> **WHAT NEEDS TO BE DONE**
Pull every "Receiving" line out of the data below.

(Excerpts from an interface dataset)

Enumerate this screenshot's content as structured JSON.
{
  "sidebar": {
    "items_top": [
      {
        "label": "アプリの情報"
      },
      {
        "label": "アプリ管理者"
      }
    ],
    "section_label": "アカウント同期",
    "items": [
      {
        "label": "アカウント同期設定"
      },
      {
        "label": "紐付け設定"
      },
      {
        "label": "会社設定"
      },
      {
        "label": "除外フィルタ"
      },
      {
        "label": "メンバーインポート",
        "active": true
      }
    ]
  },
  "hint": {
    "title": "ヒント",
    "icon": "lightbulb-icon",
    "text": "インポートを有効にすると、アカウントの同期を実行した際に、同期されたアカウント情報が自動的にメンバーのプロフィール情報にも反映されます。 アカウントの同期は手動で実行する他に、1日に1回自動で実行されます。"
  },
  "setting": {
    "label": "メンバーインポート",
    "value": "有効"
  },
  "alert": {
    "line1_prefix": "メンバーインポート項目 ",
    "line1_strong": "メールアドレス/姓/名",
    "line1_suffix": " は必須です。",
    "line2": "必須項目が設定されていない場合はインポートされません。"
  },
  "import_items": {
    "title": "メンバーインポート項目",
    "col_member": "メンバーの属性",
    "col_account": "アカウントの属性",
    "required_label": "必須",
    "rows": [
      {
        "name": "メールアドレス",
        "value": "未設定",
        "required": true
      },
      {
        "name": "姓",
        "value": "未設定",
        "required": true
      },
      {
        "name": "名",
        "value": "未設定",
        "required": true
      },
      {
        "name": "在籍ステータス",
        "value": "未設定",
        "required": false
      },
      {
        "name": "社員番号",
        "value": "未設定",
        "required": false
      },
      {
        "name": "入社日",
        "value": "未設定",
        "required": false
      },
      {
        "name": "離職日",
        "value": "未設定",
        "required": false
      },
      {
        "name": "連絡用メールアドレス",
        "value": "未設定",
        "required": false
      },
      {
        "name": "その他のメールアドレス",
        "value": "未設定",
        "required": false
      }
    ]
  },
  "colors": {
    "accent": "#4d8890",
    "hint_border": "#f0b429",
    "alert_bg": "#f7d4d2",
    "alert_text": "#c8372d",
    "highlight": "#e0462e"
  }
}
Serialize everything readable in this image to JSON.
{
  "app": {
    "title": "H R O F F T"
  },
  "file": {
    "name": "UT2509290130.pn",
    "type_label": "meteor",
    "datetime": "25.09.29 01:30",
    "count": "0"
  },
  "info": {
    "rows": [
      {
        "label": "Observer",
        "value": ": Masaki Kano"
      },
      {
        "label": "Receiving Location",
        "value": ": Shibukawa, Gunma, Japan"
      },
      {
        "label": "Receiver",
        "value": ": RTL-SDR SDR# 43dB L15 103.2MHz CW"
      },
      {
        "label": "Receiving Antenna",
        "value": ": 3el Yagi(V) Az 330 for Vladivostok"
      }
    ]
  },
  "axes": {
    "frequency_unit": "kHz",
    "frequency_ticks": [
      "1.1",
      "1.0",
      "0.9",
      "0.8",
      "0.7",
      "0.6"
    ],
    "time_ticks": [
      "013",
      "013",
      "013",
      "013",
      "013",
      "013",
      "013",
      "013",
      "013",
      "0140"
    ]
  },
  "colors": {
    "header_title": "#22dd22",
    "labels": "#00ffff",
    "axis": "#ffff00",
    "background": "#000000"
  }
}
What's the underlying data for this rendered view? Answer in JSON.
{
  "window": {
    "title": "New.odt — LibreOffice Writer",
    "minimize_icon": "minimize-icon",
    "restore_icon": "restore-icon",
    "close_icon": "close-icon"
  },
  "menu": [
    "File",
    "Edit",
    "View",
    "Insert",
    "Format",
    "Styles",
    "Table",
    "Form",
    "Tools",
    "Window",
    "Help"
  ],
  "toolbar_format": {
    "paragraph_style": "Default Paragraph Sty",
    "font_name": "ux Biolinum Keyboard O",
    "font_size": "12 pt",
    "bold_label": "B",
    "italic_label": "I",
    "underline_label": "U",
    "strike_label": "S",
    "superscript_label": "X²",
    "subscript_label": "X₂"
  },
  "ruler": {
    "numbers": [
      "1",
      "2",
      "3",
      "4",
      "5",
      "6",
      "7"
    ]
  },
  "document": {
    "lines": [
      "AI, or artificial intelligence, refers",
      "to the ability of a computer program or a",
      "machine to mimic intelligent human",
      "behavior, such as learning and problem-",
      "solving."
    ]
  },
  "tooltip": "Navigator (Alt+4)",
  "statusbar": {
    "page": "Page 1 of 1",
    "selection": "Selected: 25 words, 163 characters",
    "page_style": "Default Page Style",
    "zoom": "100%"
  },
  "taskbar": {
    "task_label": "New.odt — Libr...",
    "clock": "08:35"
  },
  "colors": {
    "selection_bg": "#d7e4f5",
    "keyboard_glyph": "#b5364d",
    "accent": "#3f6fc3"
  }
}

> **SOLUTION TO THE EXERCISE**
        "label": "Receiving Location",
        "label": "Receiving Antenna",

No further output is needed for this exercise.